‘Everything is free online’ attitude
Image libraries now use recognition software — focusing on infringements has become one of their biggest revenue streams
Everyone wants everything for free these days. We’ve become accustomed to expect so much being offered to us online for free that we feel ripped off if we are actually asked to pay for something.
With so much free advice coming from free forums, free software to communicate with friends around the world for free, with free tools and free online services, we’ve eventually come to a point where we think the value of anything found online must be ‘gratis’. The Internet is a magic sweet-shop world where everything is free for us to take and use however we would like — right?
Wrong! Especially when it comes to images, the attitude of presuming it’s OK to take and reuse, and an assumption that something must be free, can land you in serious hot water and can be very costly.
Here’s some things to bear in mind if you are looking for images for your own website:
- Don’t do a Google image search and then reuse images you find for your own website — you have no idea whether an image found on the Internet has any copyright terms applied to it or not. How do you know the image doesn’t belong to Getty or some other expensive image library? You’ll probably only know when they come after you wanting a few thousand pounds in compensation.
- Read terms and conditions — Many free image libraries, claim to be ‘free’ but if you read the small print you’ll see that they are available to use for non-commercial means, and they are not to be used to advertise services or products.

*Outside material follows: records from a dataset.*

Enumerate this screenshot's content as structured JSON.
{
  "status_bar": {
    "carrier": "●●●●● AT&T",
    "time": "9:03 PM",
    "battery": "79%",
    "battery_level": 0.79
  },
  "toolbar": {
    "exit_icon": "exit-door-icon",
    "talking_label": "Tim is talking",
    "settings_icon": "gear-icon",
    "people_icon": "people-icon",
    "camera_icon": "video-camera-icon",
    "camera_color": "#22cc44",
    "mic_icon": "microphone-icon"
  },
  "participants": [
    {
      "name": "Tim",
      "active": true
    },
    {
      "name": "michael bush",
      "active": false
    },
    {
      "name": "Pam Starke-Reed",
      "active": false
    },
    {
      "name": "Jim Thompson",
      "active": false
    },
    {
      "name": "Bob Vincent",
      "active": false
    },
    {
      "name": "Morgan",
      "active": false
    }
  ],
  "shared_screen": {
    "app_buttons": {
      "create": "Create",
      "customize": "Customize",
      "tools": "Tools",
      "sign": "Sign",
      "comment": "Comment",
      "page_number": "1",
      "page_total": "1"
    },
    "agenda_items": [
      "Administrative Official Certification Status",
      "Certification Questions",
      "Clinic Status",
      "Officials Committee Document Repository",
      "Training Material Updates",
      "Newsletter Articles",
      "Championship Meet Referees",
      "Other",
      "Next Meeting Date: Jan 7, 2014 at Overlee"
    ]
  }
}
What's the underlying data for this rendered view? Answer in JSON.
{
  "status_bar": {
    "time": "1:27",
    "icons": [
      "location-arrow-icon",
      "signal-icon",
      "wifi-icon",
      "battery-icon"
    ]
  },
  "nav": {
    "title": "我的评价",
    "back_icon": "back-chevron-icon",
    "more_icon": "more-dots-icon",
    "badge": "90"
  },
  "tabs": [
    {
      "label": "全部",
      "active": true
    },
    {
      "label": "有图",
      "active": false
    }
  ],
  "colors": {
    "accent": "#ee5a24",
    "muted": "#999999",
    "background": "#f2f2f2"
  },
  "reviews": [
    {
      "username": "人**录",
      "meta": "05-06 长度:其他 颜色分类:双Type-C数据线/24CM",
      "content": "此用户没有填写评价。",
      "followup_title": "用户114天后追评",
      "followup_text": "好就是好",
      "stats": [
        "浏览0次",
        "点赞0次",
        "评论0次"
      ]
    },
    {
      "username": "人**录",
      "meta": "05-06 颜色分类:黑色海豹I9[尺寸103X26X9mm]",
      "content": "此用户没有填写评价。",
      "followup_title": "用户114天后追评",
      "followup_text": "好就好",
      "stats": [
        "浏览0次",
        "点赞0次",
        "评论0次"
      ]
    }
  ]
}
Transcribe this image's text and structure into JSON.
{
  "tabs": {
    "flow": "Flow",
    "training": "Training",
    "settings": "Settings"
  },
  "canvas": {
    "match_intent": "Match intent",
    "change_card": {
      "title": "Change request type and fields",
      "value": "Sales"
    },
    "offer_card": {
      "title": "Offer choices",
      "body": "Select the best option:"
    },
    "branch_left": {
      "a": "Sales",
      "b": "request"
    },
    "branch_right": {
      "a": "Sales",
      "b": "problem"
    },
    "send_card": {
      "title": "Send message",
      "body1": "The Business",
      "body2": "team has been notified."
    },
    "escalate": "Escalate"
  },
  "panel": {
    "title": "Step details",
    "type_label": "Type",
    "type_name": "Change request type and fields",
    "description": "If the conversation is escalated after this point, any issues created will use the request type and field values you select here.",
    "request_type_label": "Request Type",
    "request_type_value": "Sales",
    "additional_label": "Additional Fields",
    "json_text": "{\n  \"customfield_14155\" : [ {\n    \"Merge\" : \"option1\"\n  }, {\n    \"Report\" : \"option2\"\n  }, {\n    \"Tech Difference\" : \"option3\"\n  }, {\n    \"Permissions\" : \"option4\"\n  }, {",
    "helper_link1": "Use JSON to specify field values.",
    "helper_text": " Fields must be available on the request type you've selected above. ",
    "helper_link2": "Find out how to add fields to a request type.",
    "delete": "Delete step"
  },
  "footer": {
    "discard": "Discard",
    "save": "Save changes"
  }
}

- Using your own images is a great idea, but make sure anyone featured in your photographs knows how you plan to use them and is okay what that, if you can, get their permission in writing.
Small price for peace of mind

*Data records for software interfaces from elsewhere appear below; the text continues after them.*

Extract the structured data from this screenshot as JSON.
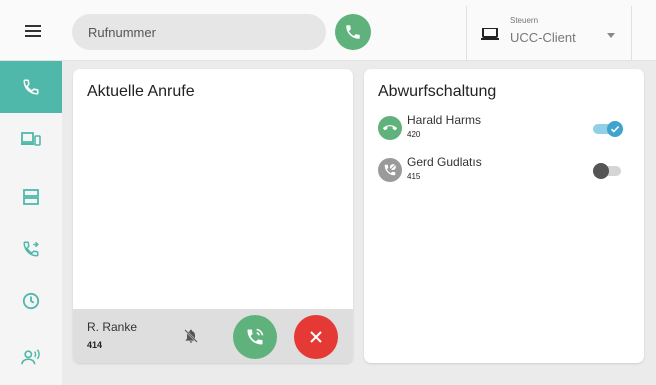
{
  "header": {
    "search": {
      "placeholder": "Rufnummer",
      "value": ""
    },
    "control": {
      "label": "Steuern",
      "value": "UCC-Client"
    }
  },
  "sidebar": {
    "items": [
      {
        "icon": "phone-icon",
        "active": true
      },
      {
        "icon": "devices-icon",
        "active": false
      },
      {
        "icon": "storage-icon",
        "active": false
      },
      {
        "icon": "call-forward-icon",
        "active": false
      },
      {
        "icon": "clock-icon",
        "active": false
      },
      {
        "icon": "person-voice-icon",
        "active": false
      }
    ]
  },
  "current_calls": {
    "title": "Aktuelle Anrufe",
    "call": {
      "name": "R. Ranke",
      "number": "414"
    }
  },
  "deflection": {
    "title": "Abwurfschaltung",
    "entries": [
      {
        "name": "Harald Harms",
        "number": "420",
        "enabled": true
      },
      {
        "name": "Gerd Gudlatıs",
        "number": "415",
        "enabled": false
      }
    ]
  },
  "colors": {
    "accent": "#4fb8ab",
    "call_green": "#5fb27b",
    "reject_red": "#e53935",
    "toggle_blue": "#3fa2cf"
  }
}
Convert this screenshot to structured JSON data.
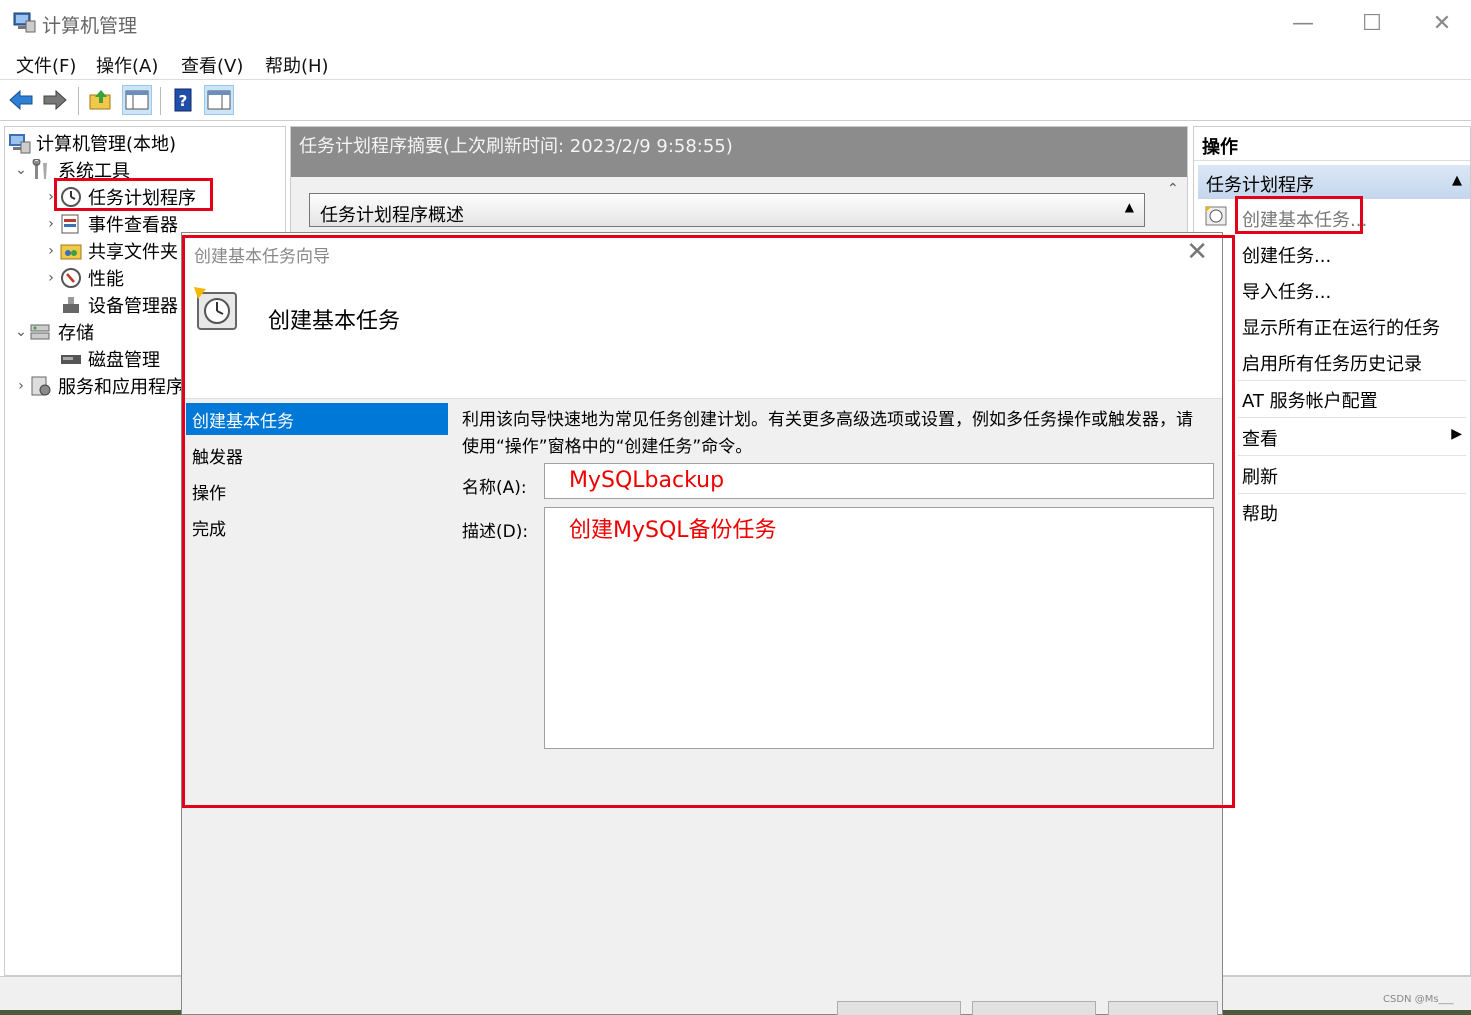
{
  "window": {
    "title": "计算机管理",
    "minimize": "—",
    "maximize": "☐",
    "close": "✕"
  },
  "menu": [
    "文件(F)",
    "操作(A)",
    "查看(V)",
    "帮助(H)"
  ],
  "tree": {
    "root": "计算机管理(本地)",
    "system_tools": "系统工具",
    "task_scheduler": "任务计划程序",
    "event_viewer": "事件查看器",
    "shared_folders": "共享文件夹",
    "performance": "性能",
    "device_manager": "设备管理器",
    "storage": "存储",
    "disk_management": "磁盘管理",
    "services_apps": "服务和应用程序"
  },
  "middle": {
    "header": "任务计划程序摘要(上次刷新时间: 2023/2/9 9:58:55)",
    "section": "任务计划程序概述"
  },
  "actions": {
    "header": "操作",
    "sub_header": "任务计划程序",
    "items": [
      "创建基本任务...",
      "创建任务...",
      "导入任务...",
      "显示所有正在运行的任务",
      "启用所有任务历史记录",
      "AT 服务帐户配置",
      "查看",
      "刷新",
      "帮助"
    ]
  },
  "dialog": {
    "title": "创建基本任务向导",
    "heading": "创建基本任务",
    "steps": [
      "创建基本任务",
      "触发器",
      "操作",
      "完成"
    ],
    "description": "利用该向导快速地为常见任务创建计划。有关更多高级选项或设置，例如多任务操作或触发器，请使用“操作”窗格中的“创建任务”命令。",
    "name_label": "名称(A):",
    "name_value": "MySQLbackup",
    "desc_label": "描述(D):",
    "desc_value": "创建MySQL备份任务"
  },
  "watermark": "CSDN @Ms___",
  "colors": {
    "highlight": "#e3001b",
    "selected_step": "#0078d7",
    "typed_text": "#e00000"
  }
}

We prefer to use Stock Photography from commercial image libraries such as Shutterstock for own website and our clients projects. Though not massively expensive to purchase, the time spent sourcing appropriate images should not be underestimated.

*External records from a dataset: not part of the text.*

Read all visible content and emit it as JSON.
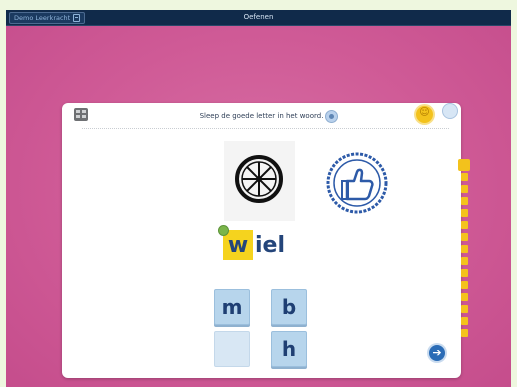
{
  "header": {
    "user_button_label": "Demo Leerkracht",
    "title": "Oefenen"
  },
  "exercise": {
    "instruction": "Sleep de goede letter in het woord.",
    "word_slot_letter": "w",
    "word_rest": "iel",
    "images": [
      "wheel-picture",
      "thumbs-up-stamp"
    ],
    "letter_tiles": [
      "m",
      "b",
      "",
      "h"
    ],
    "progress_segments": 15,
    "progress_current": 1
  },
  "colors": {
    "navbar": "#102a4a",
    "background": "#cf5a96",
    "accent_yellow": "#f5d31e",
    "tile_blue": "#b7d5ec",
    "word_blue": "#24457a",
    "next_button": "#2b6cb6"
  },
  "icons": {
    "menu": "menu-icon",
    "grid": "grid-icon",
    "speaker": "speaker-icon",
    "smiley": "smiley-icon",
    "corner": "circle-button-icon",
    "next": "arrow-right-icon"
  }
}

When you do purchase Stock Photography, try and get the largest resolution format or image dimensions that you can. Using an image exclusively on your website is one thing, but if later on you can reuse that image for print or elsewhere within your marketing, you’ll be really pleased you got a good size version which was suitable for print too.